And that’s how we measure out our real respect for people—by the degree of feeling they can register, the voltage of life they can carry and tolerate—and enjoy. End of sermon. As Buddha says: live like a mighty river. And as the old Greeks said: live as though all your ancestors were living again through you.

Run and edited by Shaun Usher, someone devoted to “online homages to offline correspondence,” this site is one that will revive your faith in one of our most powerful mediums: the written word.

Presence in the present.

Watching “Eat, Pray, Love,” the movie based on Elizabeth Gilbert’s best-selling memoir and of course there are plenty of messages that provoke plenty of thought, but one quote in particular resonates the most tonight:

“I remember an old catholic joke about a man who spent his whole life going to a church every day and prayed to the statue of a great saint begging “please, please, please, let me win the lottery.” Finally the exasperated statue comes to life and looks down at the begging man and says “my son, please, please, please, buy a ticket.”

We all have aspirations, goals, ideals that we would like to see happen in our lives. I know exactly well what my perfect life would entail if only I lived in a fairy tale… so what keeps us from crossing the line from fiction to reality? Laziness? Fear of failure? Most likely. We all want to win the lottery, but we don’t want to remind ourselves to buy a lottery ticket in the midst of our lives every day. Daily lottery tickets are expensive, they take effort, and they are not a guaranteed pay-off. Hard work does not always guarantee the success we want, the life we aspire to is not always attainable in the way we would like it to be. But nothing is attainable if not aspired to and worked for… something we (I) often forget.

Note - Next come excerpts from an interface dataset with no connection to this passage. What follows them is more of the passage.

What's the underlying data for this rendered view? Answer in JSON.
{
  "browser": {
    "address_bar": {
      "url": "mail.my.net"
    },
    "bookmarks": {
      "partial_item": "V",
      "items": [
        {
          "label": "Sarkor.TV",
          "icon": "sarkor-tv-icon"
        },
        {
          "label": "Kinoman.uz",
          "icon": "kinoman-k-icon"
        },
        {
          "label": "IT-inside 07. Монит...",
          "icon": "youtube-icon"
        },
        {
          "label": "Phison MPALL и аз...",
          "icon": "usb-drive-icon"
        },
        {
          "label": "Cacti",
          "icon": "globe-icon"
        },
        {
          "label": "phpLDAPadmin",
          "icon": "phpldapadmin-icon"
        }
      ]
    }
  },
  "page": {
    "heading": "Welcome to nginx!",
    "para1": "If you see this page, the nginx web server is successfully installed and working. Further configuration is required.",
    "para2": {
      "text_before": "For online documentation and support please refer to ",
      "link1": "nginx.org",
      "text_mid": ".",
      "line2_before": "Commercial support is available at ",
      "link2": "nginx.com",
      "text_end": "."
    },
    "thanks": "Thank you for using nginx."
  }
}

Studies show that it takes approximately 21 days to form a new habit. Time to buy the first lottery ticket (or what have you).